Phosphorylation of the PTEN tail acts as an inhibitory switch by preventing its recruitment into a protein complex.
PTEN is a tumor suppressor protein that functions, in large part, by dephosphorylating the lipid second messenger phosphatidylinositol 3,4,5-trisphosphate and by doing so antagonizing the action of phosphoinositide 3-kinase. PTEN structural domains include an N-terminal phosphatase domain, a lipid-binding C2 domain, and a 50-amino acid C-terminal tail that contains a PDZ binding sequence.
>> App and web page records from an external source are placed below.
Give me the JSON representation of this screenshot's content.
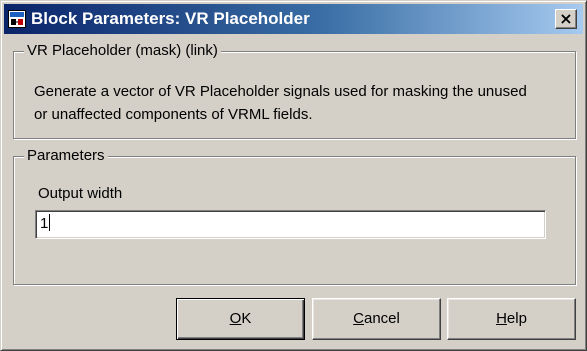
{
  "window": {
    "title": "Block Parameters: VR Placeholder",
    "close_glyph": "×",
    "icon": "simulink-block-icon"
  },
  "mask": {
    "legend": "VR Placeholder (mask) (link)",
    "description": "Generate a vector of VR Placeholder signals used for masking the unused or unaffected components of VRML fields."
  },
  "parameters": {
    "legend": "Parameters",
    "output_width": {
      "label": "Output width",
      "value": "1"
    }
  },
  "buttons": {
    "ok": {
      "mnemonic": "O",
      "rest": "K"
    },
    "cancel": {
      "mnemonic": "C",
      "rest": "ancel"
    },
    "help": {
      "mnemonic": "H",
      "rest": "elp"
    }
  }
}
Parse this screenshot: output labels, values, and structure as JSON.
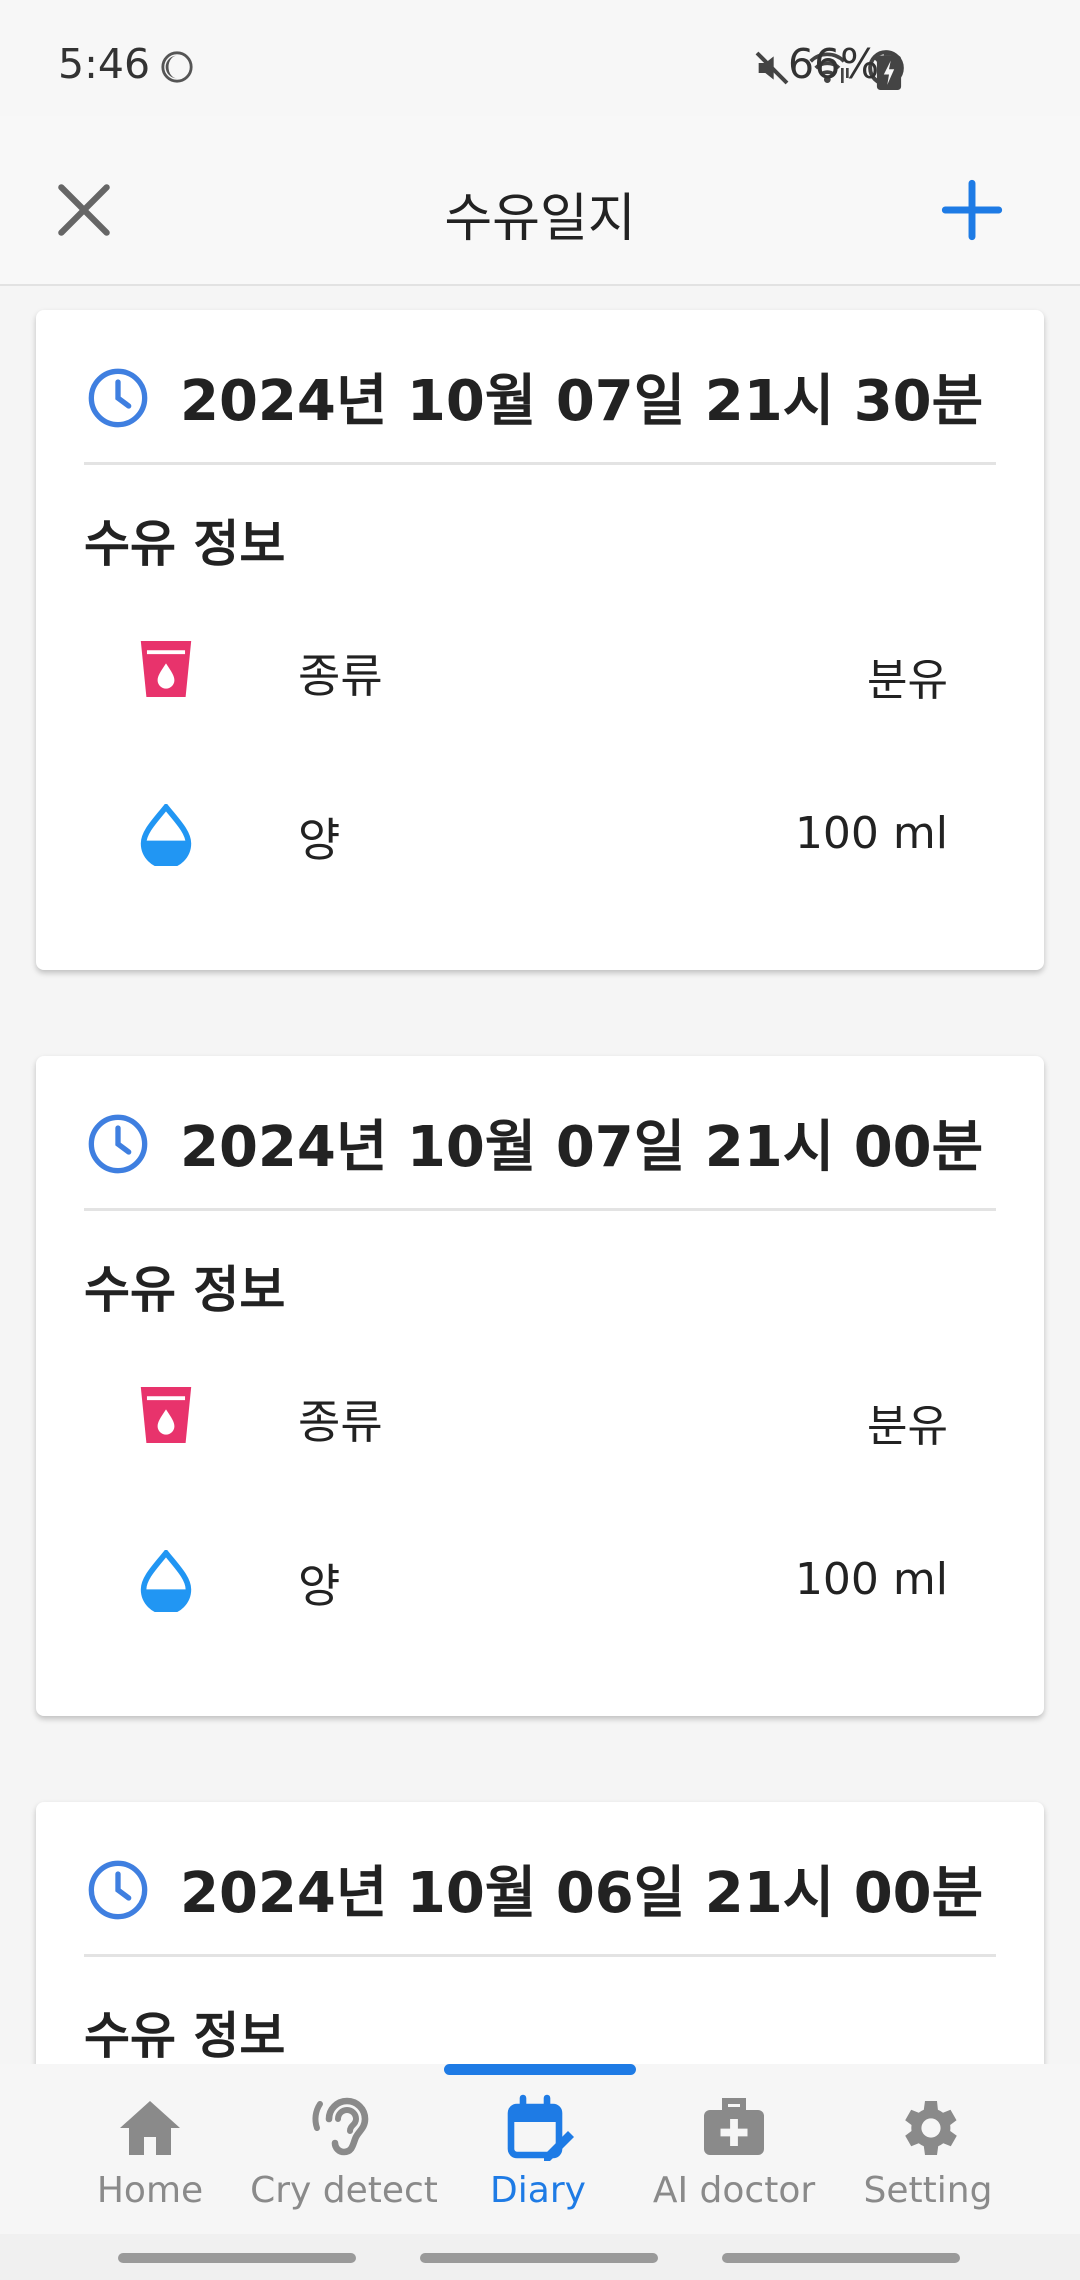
{
  "status": {
    "time": "5:46",
    "battery": "66%"
  },
  "header": {
    "title": "수유일지"
  },
  "entries": [
    {
      "datetime": "2024년 10월 07일 21시 30분",
      "section": "수유 정보",
      "type_label": "종류",
      "type_value": "분유",
      "amount_label": "양",
      "amount_value": "100 ml"
    },
    {
      "datetime": "2024년 10월 07일 21시 00분",
      "section": "수유 정보",
      "type_label": "종류",
      "type_value": "분유",
      "amount_label": "양",
      "amount_value": "100 ml"
    },
    {
      "datetime": "2024년 10월 06일 21시 00분",
      "section": "수유 정보"
    }
  ],
  "nav": [
    {
      "label": "Home",
      "icon": "home-icon"
    },
    {
      "label": "Cry detect",
      "icon": "ear-icon"
    },
    {
      "label": "Diary",
      "icon": "calendar-edit-icon",
      "active": true
    },
    {
      "label": "AI doctor",
      "icon": "medical-kit-icon"
    },
    {
      "label": "Setting",
      "icon": "gear-icon"
    }
  ],
  "colors": {
    "accent": "#1e7be5",
    "cup": "#e8336c",
    "drop": "#2196f3",
    "clock": "#3f7fe0"
  }
}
We showed previously that phosphorylation of the PTEN tail negatively regulates PTEN activity. We now show that phosphorylated PTEN exists in a monomeric "closed" conformation and has low affinity for PDZ domain-containing proteins. Conversely, when unphosphorylated, PTEN is in an "open" conformation, is recruited into a high molecular weight complex (PTEN-associated complex), and strongly interacts with PDZ-containing proteins such as MAGI-2. As a consequence, when compared with wild-type PTEN, the phosphorylation-deficient mutant form of PTEN strongly cooperates with MAGI-2 to block Akt activation. These results indicate that phosphorylation of the PTEN tail causes a conformational change that results in the masking of the PDZ binding domain. Consequently, the ability of PTEN to bind to PDZ domain-containing proteins is reduced dramatically. These data suggest that phosphorylation of the PTEN tail suppresses the activity of PTEN by controlling the recruitment of PTEN into the PTEN-associated complex.